#### DATA SHOWN:
....................

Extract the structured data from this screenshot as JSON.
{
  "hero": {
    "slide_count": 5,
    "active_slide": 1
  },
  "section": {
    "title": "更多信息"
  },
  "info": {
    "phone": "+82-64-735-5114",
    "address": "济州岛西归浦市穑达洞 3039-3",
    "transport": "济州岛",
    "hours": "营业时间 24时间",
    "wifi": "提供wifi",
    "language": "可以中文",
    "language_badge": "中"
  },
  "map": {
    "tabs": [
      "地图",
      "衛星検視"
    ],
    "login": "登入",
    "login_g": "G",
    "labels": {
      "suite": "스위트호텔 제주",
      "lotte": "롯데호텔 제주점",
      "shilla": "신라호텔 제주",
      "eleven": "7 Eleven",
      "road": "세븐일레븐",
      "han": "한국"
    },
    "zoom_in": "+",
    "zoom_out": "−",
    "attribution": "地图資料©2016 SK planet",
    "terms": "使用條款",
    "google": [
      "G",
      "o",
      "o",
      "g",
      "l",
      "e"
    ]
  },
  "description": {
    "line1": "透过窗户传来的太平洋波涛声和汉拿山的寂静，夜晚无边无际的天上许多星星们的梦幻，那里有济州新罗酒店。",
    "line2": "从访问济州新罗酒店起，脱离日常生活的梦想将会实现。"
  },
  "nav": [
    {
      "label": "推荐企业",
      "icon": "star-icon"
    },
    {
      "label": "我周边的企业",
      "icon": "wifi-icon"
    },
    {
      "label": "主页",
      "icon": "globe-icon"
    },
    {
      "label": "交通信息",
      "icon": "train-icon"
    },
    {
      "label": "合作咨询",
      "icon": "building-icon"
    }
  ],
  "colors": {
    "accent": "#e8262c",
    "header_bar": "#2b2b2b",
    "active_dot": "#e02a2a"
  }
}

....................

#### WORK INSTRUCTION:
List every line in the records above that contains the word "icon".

#### TASK ANSWER:
      "icon": "star-icon"
      "icon": "wifi-icon"
      "icon": "globe-icon"
      "icon": "train-icon"
      "icon": "building-icon"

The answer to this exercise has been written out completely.